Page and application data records
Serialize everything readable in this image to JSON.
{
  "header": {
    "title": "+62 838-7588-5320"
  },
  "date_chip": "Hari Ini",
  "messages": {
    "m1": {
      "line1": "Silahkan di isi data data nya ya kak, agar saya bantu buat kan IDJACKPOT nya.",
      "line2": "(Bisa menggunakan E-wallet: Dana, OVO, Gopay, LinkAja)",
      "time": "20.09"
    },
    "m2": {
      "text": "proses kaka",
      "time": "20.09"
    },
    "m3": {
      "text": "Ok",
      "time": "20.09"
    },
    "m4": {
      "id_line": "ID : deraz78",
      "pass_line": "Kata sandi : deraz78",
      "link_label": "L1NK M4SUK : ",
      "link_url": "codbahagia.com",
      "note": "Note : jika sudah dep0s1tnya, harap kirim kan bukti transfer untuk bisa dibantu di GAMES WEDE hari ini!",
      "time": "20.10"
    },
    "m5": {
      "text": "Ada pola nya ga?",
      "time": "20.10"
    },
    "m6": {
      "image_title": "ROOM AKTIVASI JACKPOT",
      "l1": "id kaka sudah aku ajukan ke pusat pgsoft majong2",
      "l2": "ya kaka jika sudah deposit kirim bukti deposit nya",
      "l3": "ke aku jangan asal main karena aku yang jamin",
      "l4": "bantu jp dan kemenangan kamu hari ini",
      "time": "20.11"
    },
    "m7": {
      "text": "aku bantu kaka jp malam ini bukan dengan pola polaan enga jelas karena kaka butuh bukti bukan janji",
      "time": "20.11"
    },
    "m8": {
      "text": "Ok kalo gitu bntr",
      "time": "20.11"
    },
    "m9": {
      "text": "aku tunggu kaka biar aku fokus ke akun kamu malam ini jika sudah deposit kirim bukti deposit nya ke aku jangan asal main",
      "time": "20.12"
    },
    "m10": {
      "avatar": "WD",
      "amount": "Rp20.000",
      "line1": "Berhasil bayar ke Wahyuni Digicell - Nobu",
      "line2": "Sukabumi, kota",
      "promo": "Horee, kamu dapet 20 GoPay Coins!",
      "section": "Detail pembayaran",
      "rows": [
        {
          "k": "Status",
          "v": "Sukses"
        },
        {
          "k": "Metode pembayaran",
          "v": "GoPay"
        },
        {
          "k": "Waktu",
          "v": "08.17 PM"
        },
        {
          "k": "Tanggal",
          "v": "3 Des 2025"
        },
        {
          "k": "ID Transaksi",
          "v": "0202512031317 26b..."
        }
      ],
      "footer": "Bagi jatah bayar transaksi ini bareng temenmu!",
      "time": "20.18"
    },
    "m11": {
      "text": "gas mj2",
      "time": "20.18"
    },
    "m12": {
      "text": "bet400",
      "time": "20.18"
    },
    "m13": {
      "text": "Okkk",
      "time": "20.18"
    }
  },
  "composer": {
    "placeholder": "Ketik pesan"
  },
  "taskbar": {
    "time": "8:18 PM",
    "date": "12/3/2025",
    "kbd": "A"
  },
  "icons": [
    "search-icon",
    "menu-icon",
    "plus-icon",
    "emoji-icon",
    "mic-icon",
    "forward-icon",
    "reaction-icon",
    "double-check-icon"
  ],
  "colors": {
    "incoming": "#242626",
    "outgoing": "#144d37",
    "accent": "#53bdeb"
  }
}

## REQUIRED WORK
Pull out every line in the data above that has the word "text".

## ANSWER BOX
      "text": "proses kaka",
      "text": "Ok",
      "text": "Ada pola nya ga?",
      "text": "aku bantu kaka jp malam ini bukan dengan pola polaan enga jelas karena kaka butuh bukti bukan janji",
      "text": "Ok kalo gitu bntr",
      "text": "aku tunggu kaka biar aku fokus ke akun kamu malam ini jika sudah deposit kirim bukti deposit nya ke aku jangan asal main",
      "text": "gas mj2",
      "text": "bet400",
      "text": "Okkk",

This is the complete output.